Is Caleb the Cat’s Fate a Lagging Economic Indicator?
01/09/2010

Some for-profit companies are trying to jumpstart business by offering to donate a cut of their sales to boutique charities. Is a rescue cat a canary in the cage for gauging the recession's status?

Online PR News – 09-January-2010 – – Two realtors are donating a portion of their closing fees to a no-kill cat shelter for every house their clients close through a designated lender. The arrangement benefits all parties, according to one of the realtors, Andrea Lassiter.

“Our main goal is to help Feline Rescue, Inc. (the no-kill cat shelter) help cats, but we also welcome the opportunity to increase our closings,” she said.

Lassiter and her fellow realtor, Ken Meinke, work for Edina Realty in Eagan, Minn. She explained that they started the donation program two years ago, choosing Feline Rescue because of the organization’s no-kill philosophy.

“We have donated approximately $5,000 so far,” Lassiter said. She added that she also took a personal interest by adopting a cat, Caleb, from the shelter.

Feline Rescue relies on cash donations and an all-volunteer staff. The recession, however, delivered a double whammy of more cats needing care and decreased contributions.

“We definitely had seen a spike in the number of animals brought to the shelter in the past year and a half,” explained Christopher Nelson, President of Feline Rescue, which is St. Paul’s largest no-kill cat shelter.

“We currently care for about 225 cats both at the shelter and in our foster care program. Many of them were brought to us because their previous owners either couldn’t afford to take care of them or because the families were moving because of foreclosure,” Nelson said.

There are some reasons to be optimistic, according to realtor Andrea Lassiter who said the housing market is starting to pick up, especially for first-time buyers.

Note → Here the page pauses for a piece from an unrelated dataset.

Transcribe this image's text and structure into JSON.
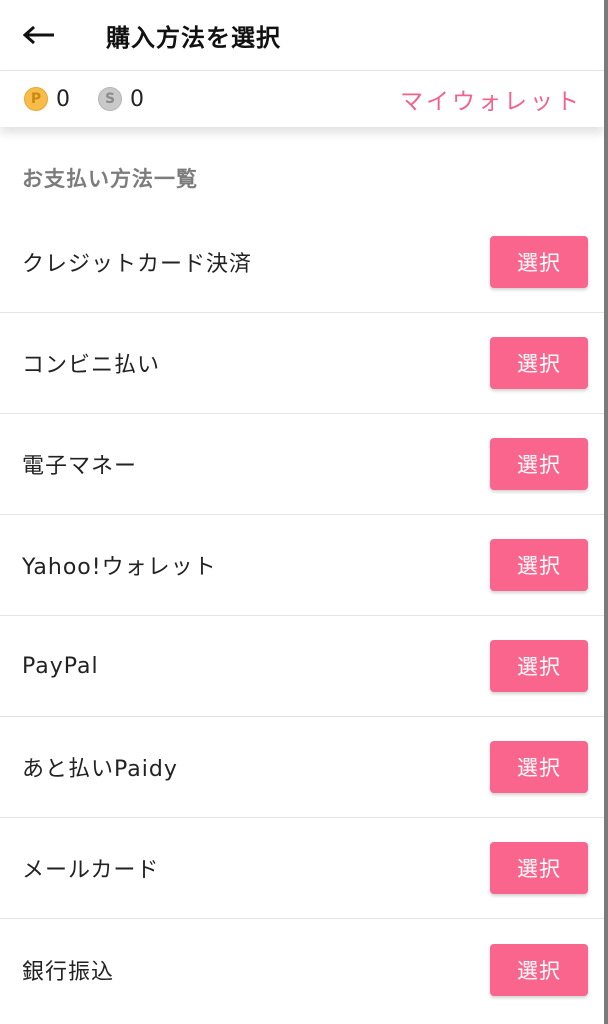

“With the extension and expansion of the first-time homebuyer tax credit, we are expecting increased sales well into the middle of 2010.”

An economic recovery might mean that many more animals, like Caleb, will find forever homes.